A Spanish sentence can have both a direct
and an indirect object pronoun. These
"double object pronouns" cannot be separated, and the indirect pronoun always
precedes the direct pronoun.
He's giving it to us. -
What is he giving? - It.
To whom? - Us.
I'm showing it to you. - Te
What am I showing? - It.
To whom? - You.
Double object pronouns usually precede the verb(s) they modify. In the case
of infinitives, present participles, and affirmative commands, they can get
attached to the end - learn more.
Double object pronoun replacements
When a third person indirect object pronoun (le or les)
precedes a third person direct object pronoun (lo, la, los,
or las), the indirect pronoun must be changed to se. Context will

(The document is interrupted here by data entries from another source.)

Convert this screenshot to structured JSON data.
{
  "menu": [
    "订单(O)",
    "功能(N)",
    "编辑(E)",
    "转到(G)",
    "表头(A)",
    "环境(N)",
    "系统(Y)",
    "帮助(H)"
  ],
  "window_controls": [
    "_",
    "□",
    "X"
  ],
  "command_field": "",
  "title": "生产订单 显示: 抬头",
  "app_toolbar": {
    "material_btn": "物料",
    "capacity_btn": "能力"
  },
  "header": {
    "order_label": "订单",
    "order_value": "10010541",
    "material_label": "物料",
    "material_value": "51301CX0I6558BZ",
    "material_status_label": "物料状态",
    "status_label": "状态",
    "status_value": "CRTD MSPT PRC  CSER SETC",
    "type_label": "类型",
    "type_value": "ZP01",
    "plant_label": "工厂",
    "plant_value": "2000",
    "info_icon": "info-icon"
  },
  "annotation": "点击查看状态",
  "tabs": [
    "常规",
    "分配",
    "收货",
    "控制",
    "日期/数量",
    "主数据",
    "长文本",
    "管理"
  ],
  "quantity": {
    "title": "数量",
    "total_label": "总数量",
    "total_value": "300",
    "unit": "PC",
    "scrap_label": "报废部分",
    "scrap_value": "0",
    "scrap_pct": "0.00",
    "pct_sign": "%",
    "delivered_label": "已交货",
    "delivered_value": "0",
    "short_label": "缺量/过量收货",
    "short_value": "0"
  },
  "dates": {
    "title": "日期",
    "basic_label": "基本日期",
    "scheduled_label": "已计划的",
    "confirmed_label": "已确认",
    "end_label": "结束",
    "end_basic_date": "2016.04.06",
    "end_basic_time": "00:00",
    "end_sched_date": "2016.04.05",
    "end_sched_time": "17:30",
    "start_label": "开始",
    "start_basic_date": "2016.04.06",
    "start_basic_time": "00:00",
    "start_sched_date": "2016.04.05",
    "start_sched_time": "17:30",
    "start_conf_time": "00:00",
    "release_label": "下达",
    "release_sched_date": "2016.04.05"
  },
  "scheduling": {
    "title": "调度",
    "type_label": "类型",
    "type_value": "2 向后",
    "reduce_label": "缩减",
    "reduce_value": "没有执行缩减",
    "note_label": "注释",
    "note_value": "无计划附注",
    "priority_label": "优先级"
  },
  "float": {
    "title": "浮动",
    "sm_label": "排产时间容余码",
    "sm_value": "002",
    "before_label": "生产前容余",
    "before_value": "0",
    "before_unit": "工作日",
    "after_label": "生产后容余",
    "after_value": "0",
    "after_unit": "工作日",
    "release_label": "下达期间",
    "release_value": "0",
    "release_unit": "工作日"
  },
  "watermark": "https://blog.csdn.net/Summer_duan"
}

let you know whether the se is replacing le or les.
He's giving it to them. - Se
I'm showing it to her. - Se
This replacement is not optional; native Spanish speakers would never say
"le lo" or "les lo."
However, when se stands for les and is followed by the neuter
pronoun lo, Spanish speakers in Latin America will often replace lo
with los for clarification.
Nadie se los dijo - No one told them. (In Spain: Nadie se lo dijo)
Es verdad, se los aseguro [a Ustedes] - It's true, I assure you. (In
Spain: Se los aseguro)